I was 29, agonizing over a decision, when my faith took a consequential turn. Seeking God’s will wasn’t yielding clarity and was exhausting even my will to pray. A friend finally stopped me in the midst of my angst and asked, “What do you want?” I suddenly realized how conditioned I had been to disregard that question, putting oughts before wishes and self-sacrifice before self-satisfaction. I had come to a dead-end on the road marked “Selflessness,” but I hesitated to claim the self who wanted, resisted, claimed. A notion of godliness that cast suspicion on all “worldly” pleasures had mired me in chronic ambivalence.

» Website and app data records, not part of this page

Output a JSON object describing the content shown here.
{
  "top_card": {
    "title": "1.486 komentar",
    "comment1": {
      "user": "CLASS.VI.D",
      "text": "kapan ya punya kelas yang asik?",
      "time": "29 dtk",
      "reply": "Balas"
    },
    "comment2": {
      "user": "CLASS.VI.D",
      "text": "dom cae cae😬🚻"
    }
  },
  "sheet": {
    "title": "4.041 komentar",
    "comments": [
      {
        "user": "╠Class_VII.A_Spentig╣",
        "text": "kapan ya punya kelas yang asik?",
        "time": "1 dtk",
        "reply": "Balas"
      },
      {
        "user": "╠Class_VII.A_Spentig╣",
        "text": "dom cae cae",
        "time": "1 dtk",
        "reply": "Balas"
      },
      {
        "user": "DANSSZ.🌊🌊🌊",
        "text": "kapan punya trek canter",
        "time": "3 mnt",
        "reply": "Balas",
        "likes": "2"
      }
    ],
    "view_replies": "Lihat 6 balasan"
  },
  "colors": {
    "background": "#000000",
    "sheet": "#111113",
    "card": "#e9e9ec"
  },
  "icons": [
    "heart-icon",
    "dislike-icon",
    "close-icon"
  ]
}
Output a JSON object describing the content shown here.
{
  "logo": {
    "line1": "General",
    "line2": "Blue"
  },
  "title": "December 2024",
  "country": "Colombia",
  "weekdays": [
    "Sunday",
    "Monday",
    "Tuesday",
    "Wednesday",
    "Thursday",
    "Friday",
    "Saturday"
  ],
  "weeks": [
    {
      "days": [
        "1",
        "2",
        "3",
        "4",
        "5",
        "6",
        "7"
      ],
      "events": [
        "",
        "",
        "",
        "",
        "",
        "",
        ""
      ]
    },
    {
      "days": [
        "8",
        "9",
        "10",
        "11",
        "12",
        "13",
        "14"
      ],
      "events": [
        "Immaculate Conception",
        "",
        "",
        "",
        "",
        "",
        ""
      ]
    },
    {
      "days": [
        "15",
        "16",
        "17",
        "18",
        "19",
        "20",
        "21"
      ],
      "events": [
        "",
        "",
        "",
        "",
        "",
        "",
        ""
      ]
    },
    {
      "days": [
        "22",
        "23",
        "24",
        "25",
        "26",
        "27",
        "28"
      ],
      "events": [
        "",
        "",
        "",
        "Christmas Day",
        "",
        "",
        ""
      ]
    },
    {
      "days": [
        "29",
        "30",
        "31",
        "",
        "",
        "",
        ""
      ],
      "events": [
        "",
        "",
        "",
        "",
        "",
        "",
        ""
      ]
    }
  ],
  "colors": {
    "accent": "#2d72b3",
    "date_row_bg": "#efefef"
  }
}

As God would have it, soon thereafter I came upon a little book by Robert Ochs, SJ, God Is More Present Than You Think. I read, “Discerning the will of God is not divorced from discerning one’s own wishes, but the same process.” Ochs shows how the Spirit may work through our deepest desires, which led me to a new reading of the promise, “Delight yourself in the Lord: and he will give you the desires of your heart”: the desires themselves are a gift. It seems we are meant, after all, to take delight in dappled things.